Most of us harbour a longing for epic and immortal love, even those of us who consider we may quietly have found it. When I was young, I lived for this form of high drama, in art as in life: love at first sight, passionate declarations, theatrical gestures. Alas, experience teaches us that these people are (unappealing) maniacs, “romance” an excuse for all manner of less attractive behaviours we now deem “controlling”, “stalking” and “gaslighting”. As a culture, we’ve become more attuned to calling this what it is – abuse – a putting of women on a pedestal in a way that also implies a pit, allowing them little by means of agency either way. There’s a reason why we refer to the “object” of the lover’s affections. Do I long to be in this position again? I do not.
In real life, “limerence”, the obsessive attachment to another person – worse, theirs to you – causes chaos. However, fiction provides a safe space in which to experiment with such highs and lows. While, over Yule, a time of year when all manner of extraneous emotions are hurtling about, it supplies a convenient means of catharsis, releasing repressed emotion in a great gale of sighs.
Still, there’s more to it than this. Fiction has always taught us how to love. This was as true for the urbane Augustan audience of Ovid’s Ars Amatoria of AD 2, as it was for the readers that lapped up Malory’s Le Morte d’Arthur, one of the first books printed in England in 1485. Petrarch taught lovers to exist in antithetical shudders of burning and freezing; John Donne concocting a laddish fantasy world in which he could apostrophise: “For God’s sake hold your tongue, and let me love,” yet still avail himself of his mistress’s favours. We read and we learn how love is felt and expressed, reproducing its troped behaviours.
It no less shows us what is loveable about ourselves. The thing that moves me about Love & Anarchy is the notion that its heroine, Sofie, is most alluring to the heroic Max not in her successful executive guise, but when she is at her least conformist, most bolshily unbiddable, vaguely nutjob, a woman unleashed in all her aberrant selfdom.
Obviously, I enjoy the fact that this is presented in modishly Nordic packaging, all beanie hats and craft beer. Nevertheless, this is actually the message of all our most popular love stories, from Mark Darcy informing Bridget Jones, “I like you – very much – just as you are,” to, presumably, Thando, protagonist of Yoh! Christmas, taking 24 days to discover that she has to love herself before she can discover the man of her dreams. Or, as that cultural oracle, Ru Paul, puts it: “If you don’t love yourself, how in the hell you gonna love somebody else?”
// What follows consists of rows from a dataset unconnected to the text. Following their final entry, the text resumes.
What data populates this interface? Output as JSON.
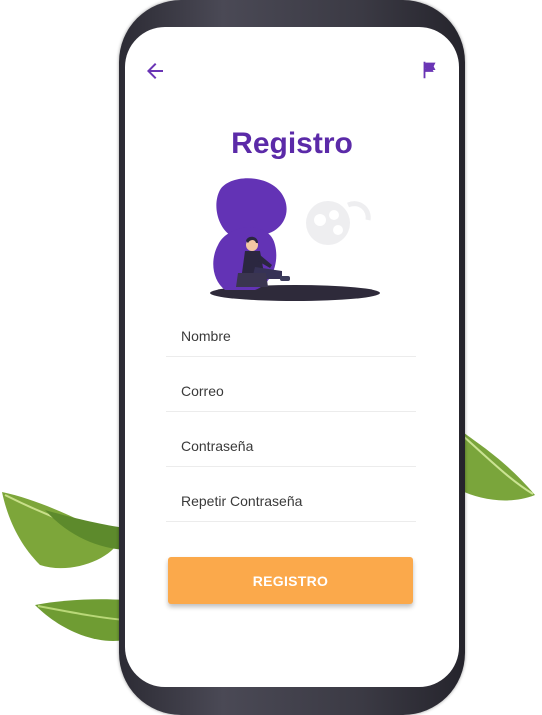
{
  "screen": {
    "title": "Registro"
  },
  "icons": {
    "back": "arrow-left-icon",
    "flag": "flag-icon"
  },
  "form": {
    "fields": [
      {
        "placeholder": "Nombre"
      },
      {
        "placeholder": "Correo"
      },
      {
        "placeholder": "Contraseña"
      },
      {
        "placeholder": "Repetir Contraseña"
      }
    ],
    "submit_label": "REGISTRO"
  },
  "colors": {
    "accent": "#5b2aa8",
    "button": "#fba94b",
    "icon": "#6a35b5"
  }
}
These are our love stories because this is the way our society holds that we should live at our most functional, whether single or in a couple: honestly, openly, and as close to authentically as possible. In this context, my pash for young Max becomes a positive mental-health act. Oh, God, Max. It’s going to take me a while to get over him. And I’ll enjoy – and psychologically benefit from – every last moment.